We did take the opportunity of asking Graham what the collective noun was for a group of kangaroos. Before we get on to his response, maybe I should give a little background as to why we asked in the first place. I did mention that this leg of the journey was a bit uneventful, although we did get to see our first kangaroos in the wild, at a distance! However, to show how uneventful it was, not for the first time this trip, our conversations had become a wee bit banal. We had been trying to guess the collective noun for kangaroos and had come up with some real corkers such as, a hop, a bound, a bounce, a jump and even a Skippy to name but a
The gardens looking fab!
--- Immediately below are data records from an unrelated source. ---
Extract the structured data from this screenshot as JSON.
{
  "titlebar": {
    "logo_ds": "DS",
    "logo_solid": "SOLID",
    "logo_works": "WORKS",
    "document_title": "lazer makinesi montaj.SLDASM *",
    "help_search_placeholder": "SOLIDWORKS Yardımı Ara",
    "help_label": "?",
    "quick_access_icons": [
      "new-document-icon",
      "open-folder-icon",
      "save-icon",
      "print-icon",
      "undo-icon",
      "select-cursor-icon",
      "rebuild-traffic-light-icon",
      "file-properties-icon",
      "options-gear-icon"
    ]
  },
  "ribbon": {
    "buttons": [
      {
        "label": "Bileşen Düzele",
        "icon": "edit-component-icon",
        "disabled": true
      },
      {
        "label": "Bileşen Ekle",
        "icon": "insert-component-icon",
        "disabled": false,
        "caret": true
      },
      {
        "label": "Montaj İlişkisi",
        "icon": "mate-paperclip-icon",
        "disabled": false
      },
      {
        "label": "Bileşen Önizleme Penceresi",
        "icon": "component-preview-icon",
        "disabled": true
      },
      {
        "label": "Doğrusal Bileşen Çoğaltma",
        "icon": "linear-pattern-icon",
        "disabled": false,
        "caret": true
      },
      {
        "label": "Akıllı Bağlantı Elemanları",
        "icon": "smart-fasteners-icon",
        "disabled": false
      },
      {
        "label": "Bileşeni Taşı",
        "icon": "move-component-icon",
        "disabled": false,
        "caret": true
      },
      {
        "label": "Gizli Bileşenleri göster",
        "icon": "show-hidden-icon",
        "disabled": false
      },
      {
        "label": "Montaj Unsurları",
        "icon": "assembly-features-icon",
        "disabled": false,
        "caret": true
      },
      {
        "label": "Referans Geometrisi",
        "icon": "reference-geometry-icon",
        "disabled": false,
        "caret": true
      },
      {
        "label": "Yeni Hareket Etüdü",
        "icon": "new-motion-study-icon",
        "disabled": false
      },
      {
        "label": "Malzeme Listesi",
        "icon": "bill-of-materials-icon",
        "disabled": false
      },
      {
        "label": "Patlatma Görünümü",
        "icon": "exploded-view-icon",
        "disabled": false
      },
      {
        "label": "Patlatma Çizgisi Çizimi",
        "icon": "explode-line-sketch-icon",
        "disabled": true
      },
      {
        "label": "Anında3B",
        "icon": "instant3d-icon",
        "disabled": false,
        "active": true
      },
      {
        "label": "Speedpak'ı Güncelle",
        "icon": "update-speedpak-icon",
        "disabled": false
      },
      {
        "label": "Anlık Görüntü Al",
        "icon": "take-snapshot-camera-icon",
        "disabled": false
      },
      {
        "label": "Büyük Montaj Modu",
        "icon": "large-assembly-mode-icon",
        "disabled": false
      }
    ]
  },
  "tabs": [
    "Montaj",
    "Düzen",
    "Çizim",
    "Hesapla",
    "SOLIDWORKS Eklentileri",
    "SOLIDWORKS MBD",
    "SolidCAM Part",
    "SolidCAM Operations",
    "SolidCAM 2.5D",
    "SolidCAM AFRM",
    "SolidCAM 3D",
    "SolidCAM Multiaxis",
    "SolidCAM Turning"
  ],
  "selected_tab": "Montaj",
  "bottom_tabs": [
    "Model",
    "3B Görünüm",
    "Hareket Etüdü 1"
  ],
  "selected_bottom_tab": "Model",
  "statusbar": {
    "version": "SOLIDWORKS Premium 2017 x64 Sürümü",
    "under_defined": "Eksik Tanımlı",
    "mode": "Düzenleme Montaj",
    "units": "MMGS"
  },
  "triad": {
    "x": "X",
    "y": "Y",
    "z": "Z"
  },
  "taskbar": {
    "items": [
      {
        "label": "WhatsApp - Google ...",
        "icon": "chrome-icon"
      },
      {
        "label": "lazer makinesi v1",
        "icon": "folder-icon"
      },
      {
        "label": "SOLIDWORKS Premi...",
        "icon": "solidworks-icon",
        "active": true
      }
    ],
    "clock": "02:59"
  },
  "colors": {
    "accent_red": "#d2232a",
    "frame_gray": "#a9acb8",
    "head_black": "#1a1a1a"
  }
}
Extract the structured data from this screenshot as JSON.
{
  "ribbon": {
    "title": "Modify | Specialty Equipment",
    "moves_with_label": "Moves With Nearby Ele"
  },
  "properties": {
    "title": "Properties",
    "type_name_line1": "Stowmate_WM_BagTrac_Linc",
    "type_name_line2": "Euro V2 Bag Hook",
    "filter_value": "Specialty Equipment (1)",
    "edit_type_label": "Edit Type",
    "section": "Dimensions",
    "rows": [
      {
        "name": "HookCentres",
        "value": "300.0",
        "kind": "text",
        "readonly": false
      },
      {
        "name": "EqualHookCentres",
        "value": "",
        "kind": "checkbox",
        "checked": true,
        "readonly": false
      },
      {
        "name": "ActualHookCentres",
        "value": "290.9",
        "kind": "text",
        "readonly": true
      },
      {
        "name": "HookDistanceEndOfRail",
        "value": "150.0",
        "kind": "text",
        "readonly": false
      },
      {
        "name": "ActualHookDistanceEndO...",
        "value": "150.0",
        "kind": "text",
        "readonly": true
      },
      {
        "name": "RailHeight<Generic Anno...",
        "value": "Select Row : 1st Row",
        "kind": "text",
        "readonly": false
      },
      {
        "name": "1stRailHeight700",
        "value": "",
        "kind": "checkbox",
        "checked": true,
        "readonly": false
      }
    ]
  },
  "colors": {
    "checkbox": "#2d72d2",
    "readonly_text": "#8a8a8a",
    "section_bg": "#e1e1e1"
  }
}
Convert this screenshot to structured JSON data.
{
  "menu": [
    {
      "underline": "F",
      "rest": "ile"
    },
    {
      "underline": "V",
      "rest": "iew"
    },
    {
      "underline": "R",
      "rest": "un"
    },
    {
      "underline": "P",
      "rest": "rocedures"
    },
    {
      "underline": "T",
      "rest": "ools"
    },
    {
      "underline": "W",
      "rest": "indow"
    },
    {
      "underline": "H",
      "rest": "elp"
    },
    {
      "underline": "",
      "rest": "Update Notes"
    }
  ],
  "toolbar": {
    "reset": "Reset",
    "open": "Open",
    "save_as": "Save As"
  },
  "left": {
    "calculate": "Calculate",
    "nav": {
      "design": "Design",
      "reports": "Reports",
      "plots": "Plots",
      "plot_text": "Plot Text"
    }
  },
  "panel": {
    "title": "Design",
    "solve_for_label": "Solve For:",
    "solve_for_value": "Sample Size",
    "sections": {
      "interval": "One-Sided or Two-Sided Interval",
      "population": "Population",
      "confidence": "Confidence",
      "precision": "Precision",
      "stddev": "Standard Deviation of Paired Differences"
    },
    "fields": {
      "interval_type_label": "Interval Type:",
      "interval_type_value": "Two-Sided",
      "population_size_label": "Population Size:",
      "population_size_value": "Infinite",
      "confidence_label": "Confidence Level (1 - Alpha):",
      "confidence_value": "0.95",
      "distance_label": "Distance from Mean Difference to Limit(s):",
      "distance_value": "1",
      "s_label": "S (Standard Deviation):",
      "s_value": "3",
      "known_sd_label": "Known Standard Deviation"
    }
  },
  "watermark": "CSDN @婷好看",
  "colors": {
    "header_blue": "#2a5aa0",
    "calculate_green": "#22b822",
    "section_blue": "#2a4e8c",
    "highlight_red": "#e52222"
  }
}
few, but it turns out that the actual word is 'a mob'. However, before we found out the real word, we asked good old Graham what the word is and it turns out, he is not a big fan of the pesky critter and quick as a flash, he tells us that his personal version of the collective noun is........'a f***ing nuisance'! Brilliant!! Policeman's Point by the way, is named after the point in the trail where horses used to be changed for stagecoaches, etc., and tended to be the place where policeman used to congregate to ensure there wasn't any trouble.
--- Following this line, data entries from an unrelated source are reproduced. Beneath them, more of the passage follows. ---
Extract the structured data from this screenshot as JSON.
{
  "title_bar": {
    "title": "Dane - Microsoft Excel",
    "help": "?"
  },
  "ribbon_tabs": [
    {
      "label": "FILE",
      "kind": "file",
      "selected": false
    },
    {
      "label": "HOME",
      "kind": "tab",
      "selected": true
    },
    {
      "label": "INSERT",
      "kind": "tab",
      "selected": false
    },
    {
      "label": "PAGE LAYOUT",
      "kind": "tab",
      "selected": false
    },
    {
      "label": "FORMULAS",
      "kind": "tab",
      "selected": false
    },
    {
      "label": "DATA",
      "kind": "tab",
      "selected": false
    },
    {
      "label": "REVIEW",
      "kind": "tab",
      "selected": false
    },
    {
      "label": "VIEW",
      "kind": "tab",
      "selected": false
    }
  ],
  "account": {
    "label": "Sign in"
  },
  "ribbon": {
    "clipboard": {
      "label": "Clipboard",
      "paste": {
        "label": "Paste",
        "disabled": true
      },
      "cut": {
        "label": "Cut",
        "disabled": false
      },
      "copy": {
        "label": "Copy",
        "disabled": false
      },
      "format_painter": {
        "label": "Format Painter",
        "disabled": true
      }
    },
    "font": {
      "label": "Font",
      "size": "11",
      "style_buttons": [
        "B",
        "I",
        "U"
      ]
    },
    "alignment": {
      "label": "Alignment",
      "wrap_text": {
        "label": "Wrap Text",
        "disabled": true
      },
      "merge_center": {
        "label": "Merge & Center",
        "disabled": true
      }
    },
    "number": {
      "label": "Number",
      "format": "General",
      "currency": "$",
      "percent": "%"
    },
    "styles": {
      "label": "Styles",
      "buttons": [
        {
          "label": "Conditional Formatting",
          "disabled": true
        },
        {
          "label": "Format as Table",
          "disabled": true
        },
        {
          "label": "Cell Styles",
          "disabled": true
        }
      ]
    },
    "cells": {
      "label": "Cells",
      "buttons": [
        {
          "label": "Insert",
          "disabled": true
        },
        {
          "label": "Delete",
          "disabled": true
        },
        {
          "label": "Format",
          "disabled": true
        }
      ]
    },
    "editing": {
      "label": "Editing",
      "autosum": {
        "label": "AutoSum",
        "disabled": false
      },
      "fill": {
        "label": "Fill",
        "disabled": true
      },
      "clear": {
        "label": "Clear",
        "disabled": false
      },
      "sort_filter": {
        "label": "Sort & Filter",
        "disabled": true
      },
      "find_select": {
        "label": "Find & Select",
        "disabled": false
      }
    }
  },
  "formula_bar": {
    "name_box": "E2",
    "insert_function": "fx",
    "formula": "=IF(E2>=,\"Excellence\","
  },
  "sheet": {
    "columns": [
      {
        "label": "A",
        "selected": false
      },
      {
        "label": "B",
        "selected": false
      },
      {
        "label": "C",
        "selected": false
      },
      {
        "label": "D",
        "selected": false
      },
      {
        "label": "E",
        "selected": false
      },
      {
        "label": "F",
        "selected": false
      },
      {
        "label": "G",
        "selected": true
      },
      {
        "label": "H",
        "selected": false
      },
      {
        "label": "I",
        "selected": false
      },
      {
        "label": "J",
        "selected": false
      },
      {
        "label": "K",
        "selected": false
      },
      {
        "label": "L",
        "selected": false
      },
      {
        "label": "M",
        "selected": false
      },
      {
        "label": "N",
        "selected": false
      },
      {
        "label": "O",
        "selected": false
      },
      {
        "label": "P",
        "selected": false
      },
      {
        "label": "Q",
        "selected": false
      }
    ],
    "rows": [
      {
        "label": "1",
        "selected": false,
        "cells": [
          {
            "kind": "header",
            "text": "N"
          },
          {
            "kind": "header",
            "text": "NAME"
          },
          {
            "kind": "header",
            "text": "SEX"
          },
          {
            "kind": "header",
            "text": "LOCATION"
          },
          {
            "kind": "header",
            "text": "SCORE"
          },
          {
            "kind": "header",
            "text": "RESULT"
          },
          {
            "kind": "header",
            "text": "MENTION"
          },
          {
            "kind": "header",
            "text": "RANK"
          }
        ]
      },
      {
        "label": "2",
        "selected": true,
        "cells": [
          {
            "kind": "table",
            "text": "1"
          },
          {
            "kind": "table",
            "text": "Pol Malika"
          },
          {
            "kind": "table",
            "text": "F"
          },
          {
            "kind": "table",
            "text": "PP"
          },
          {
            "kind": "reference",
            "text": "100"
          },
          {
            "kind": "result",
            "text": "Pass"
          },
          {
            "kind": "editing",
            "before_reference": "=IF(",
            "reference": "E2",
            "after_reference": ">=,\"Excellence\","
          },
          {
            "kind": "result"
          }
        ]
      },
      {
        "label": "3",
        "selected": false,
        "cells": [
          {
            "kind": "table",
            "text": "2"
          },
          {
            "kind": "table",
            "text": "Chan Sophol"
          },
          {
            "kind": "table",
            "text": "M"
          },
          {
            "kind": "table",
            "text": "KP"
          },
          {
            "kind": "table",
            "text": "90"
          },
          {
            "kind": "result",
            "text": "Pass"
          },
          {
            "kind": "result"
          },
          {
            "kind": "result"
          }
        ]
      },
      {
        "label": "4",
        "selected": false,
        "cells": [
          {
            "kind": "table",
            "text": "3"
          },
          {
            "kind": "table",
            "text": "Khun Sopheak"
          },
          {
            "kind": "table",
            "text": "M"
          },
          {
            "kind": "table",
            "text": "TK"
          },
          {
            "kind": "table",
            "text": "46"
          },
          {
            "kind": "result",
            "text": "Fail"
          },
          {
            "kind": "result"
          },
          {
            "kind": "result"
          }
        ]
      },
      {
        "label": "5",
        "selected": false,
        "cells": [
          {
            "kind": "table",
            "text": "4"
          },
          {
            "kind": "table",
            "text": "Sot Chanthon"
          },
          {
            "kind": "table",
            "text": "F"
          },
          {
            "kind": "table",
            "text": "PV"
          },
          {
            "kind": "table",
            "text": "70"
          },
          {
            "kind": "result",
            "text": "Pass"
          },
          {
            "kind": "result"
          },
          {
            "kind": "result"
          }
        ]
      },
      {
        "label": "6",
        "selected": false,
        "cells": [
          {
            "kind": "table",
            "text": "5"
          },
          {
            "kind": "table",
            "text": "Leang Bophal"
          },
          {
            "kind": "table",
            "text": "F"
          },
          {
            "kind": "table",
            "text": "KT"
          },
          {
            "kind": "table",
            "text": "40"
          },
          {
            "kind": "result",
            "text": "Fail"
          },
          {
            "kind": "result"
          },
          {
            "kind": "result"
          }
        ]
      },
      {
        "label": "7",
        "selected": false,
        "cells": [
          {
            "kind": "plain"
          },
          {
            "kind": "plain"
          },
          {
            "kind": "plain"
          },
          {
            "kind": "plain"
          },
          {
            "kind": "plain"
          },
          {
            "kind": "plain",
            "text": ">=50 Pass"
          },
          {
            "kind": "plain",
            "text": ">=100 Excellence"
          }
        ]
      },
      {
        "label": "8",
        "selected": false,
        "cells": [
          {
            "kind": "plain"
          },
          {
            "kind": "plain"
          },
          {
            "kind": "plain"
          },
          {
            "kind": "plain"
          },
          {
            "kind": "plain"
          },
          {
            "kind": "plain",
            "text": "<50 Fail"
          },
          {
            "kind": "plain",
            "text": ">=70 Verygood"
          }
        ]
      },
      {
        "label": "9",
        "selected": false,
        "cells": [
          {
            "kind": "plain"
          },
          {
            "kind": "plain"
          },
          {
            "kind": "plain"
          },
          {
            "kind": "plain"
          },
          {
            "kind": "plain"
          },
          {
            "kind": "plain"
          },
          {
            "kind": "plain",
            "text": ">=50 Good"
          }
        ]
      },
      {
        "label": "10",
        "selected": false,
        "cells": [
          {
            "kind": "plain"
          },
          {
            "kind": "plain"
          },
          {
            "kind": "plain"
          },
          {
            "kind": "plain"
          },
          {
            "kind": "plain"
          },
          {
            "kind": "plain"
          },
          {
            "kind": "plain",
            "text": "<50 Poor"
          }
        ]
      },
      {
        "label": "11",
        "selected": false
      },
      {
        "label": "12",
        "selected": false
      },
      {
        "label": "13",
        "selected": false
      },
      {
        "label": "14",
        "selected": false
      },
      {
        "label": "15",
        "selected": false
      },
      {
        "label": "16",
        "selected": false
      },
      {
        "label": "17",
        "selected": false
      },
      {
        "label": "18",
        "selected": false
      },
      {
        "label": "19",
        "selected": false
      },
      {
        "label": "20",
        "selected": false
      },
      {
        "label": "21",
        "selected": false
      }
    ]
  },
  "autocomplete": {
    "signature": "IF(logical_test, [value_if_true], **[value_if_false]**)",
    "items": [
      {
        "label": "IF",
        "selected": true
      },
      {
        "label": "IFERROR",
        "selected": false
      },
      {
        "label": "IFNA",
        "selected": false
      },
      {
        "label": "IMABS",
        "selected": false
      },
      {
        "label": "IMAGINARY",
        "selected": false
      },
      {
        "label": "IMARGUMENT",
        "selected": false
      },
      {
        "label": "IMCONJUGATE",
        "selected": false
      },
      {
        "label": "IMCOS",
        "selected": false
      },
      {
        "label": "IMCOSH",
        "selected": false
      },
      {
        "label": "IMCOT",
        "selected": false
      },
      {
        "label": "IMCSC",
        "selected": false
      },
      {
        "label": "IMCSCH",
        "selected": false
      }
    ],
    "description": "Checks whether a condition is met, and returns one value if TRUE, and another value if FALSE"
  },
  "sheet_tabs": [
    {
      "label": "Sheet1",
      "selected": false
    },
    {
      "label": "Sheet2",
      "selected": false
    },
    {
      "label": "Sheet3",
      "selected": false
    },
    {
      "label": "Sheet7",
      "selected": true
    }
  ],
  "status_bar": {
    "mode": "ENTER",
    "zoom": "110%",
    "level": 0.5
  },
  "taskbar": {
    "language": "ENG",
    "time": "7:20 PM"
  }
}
Our next stop was for a driver change in the town of Meningie, which is at top end of the Younghusband Peninsula and the mouth of the Murray River, one of Adelaide's three main rivers. We pulled up on the shores of Lake Albert, just as a couple of TV News teams were filming clips about some film premiere or other - the crew weren't that keen on talking to us and were more concerned with getting their shots, with the weather still being pretty dull. The 'precious' reporter was getting a right cob on with the
Mount Gambier 1
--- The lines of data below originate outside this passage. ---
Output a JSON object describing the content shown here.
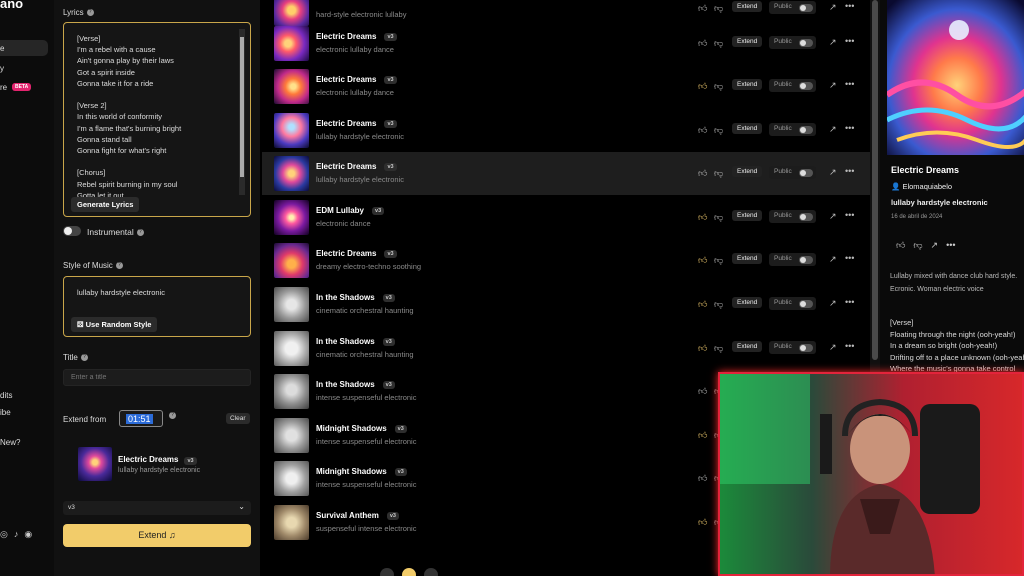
{
  "nav": {
    "logo": "ano",
    "items": [
      {
        "label": "e",
        "active": true
      },
      {
        "label": "y",
        "active": false
      },
      {
        "label": "re",
        "active": false
      },
      {
        "label": "dits",
        "active": false
      },
      {
        "label": "ibe",
        "active": false
      },
      {
        "label": "New?",
        "active": false
      }
    ],
    "beta": "BETA"
  },
  "create": {
    "lyrics_label": "Lyrics",
    "lyrics": "[Verse]\nI'm a rebel with a cause\nAin't gonna play by their laws\nGot a spirit inside\nGonna take it for a ride\n\n[Verse 2]\nIn this world of conformity\nI'm a flame that's burning bright\nGonna stand tall\nGonna fight for what's right\n\n[Chorus]\nRebel spirit burning in my soul\nGotta let it out",
    "generate_lyrics": "Generate Lyrics",
    "instrumental_label": "Instrumental",
    "style_label": "Style of Music",
    "style_value": "lullaby hardstyle electronic",
    "random_style": "Use Random Style",
    "title_label": "Title",
    "title_placeholder": "Enter a title",
    "extend_from_label": "Extend from",
    "extend_time": "01:51",
    "clear": "Clear",
    "extend_song": {
      "title": "Electric Dreams",
      "version": "v3",
      "tags": "lullaby hardstyle electronic"
    },
    "model": "v3",
    "extend_button": "Extend ♫"
  },
  "songs": [
    {
      "title": "",
      "version": "",
      "tags": "hard-style electronic lullaby",
      "liked": false,
      "extend": "Extend",
      "public": "Public"
    },
    {
      "title": "Electric Dreams",
      "version": "v3",
      "tags": "electronic lullaby dance",
      "liked": false,
      "extend": "Extend",
      "public": "Public"
    },
    {
      "title": "Electric Dreams",
      "version": "v3",
      "tags": "electronic lullaby dance",
      "liked": true,
      "extend": "Extend",
      "public": "Public"
    },
    {
      "title": "Electric Dreams",
      "version": "v3",
      "tags": "lullaby hardstyle electronic",
      "liked": false,
      "extend": "Extend",
      "public": "Public"
    },
    {
      "title": "Electric Dreams",
      "version": "v3",
      "tags": "lullaby hardstyle electronic",
      "liked": false,
      "extend": "Extend",
      "public": "Public"
    },
    {
      "title": "EDM Lullaby",
      "version": "v3",
      "tags": "electronic dance",
      "liked": true,
      "extend": "Extend",
      "public": "Public"
    },
    {
      "title": "Electric Dreams",
      "version": "v3",
      "tags": "dreamy electro-techno soothing",
      "liked": true,
      "extend": "Extend",
      "public": "Public"
    },
    {
      "title": "In the Shadows",
      "version": "v3",
      "tags": "cinematic orchestral haunting",
      "liked": true,
      "extend": "Extend",
      "public": "Public"
    },
    {
      "title": "In the Shadows",
      "version": "v3",
      "tags": "cinematic orchestral haunting",
      "liked": true,
      "extend": "Extend",
      "public": "Public"
    },
    {
      "title": "In the Shadows",
      "version": "v3",
      "tags": "intense suspenseful electronic",
      "liked": false,
      "extend": "",
      "public": ""
    },
    {
      "title": "Midnight Shadows",
      "version": "v3",
      "tags": "intense suspenseful electronic",
      "liked": true,
      "extend": "",
      "public": ""
    },
    {
      "title": "Midnight Shadows",
      "version": "v3",
      "tags": "intense suspenseful electronic",
      "liked": false,
      "extend": "",
      "public": ""
    },
    {
      "title": "Survival Anthem",
      "version": "v3",
      "tags": "suspenseful intense electronic",
      "liked": true,
      "extend": "",
      "public": ""
    }
  ],
  "detail": {
    "title": "Electric Dreams",
    "user": "Elomaquiabelo",
    "tags": "lullaby hardstyle electronic",
    "date": "16 de abril de 2024",
    "description": "Lullaby mixed with dance club hard style. Ecronic. Woman electric voice",
    "lyrics": "[Verse]\nFloating through the night (ooh-yeah!)\nIn a dream so bright (ooh-yeah!)\nDrifting off to a place unknown (ooh-yeah!)\nWhere the music's gonna take control"
  },
  "colors": {
    "accent": "#f2cc6a",
    "border_gold": "#c9a64a",
    "beta": "#e3246e",
    "cam_border": "#e3243b"
  }
}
The Blue Lake.....looking very blue,
cameraman, because he couldn't get his shot organised!
From this point, we didn't look to be that far away from our destination of Cape Jervis at the bottom of the Fleurieu Peninsula and where we picked up our ferry to Kangaroo Island. We simply had to drive north from Meningie, cross the Murray River at Murray Bridge (at the top of the Murray estuary) and down the Fleurieu Peninsula to Cape Jervis. However, that little jaunt on the map, took the best part of three hours - this really is a huge country!
But, after passing through the pretty coastal towns of Port Elliot and Victor Harbour, we finally pulled into Cape Jervis and the terminal for the ferry to Kangaroo Island. We were booked on the 6pm ferry, but arrived in good time to switch to the 4pm and as I was driving, I got the honour of taking our vehicle on board, while the others had to walk on. So, that was it, our mega road trip was pretty much over; only the 45 minute ferry journey to KI to go and that'll I'll leave to the next episode. Three long hops for this 'mob' of
Mount Gambier 2
....the Blue Lake again!
travellers, as opposed to kangaroos and despite slightly disappointing weather, it was a really interesting journey and, if you have the time, well worth doing, with the towns of Port Fairy and Robe definitely worthy of a visit.
Of course, I can't finish without a couple of quiz questions, so today's entries are:
* We stopped in Apollo Bay, but which Apollo mission was the first to land on the moon?
* Other than the London Bridge on this journey, name two other places in the world which have a 'London Bridge'?
That's it folks! TTFN
Tot: 2.427s; Tpl: 0.075s; cc: 10; qc: 52; dbt: 0.0428s; 2; m:saturn w:www (126.96.36.199); sld: 2;
; mem: 1.4mb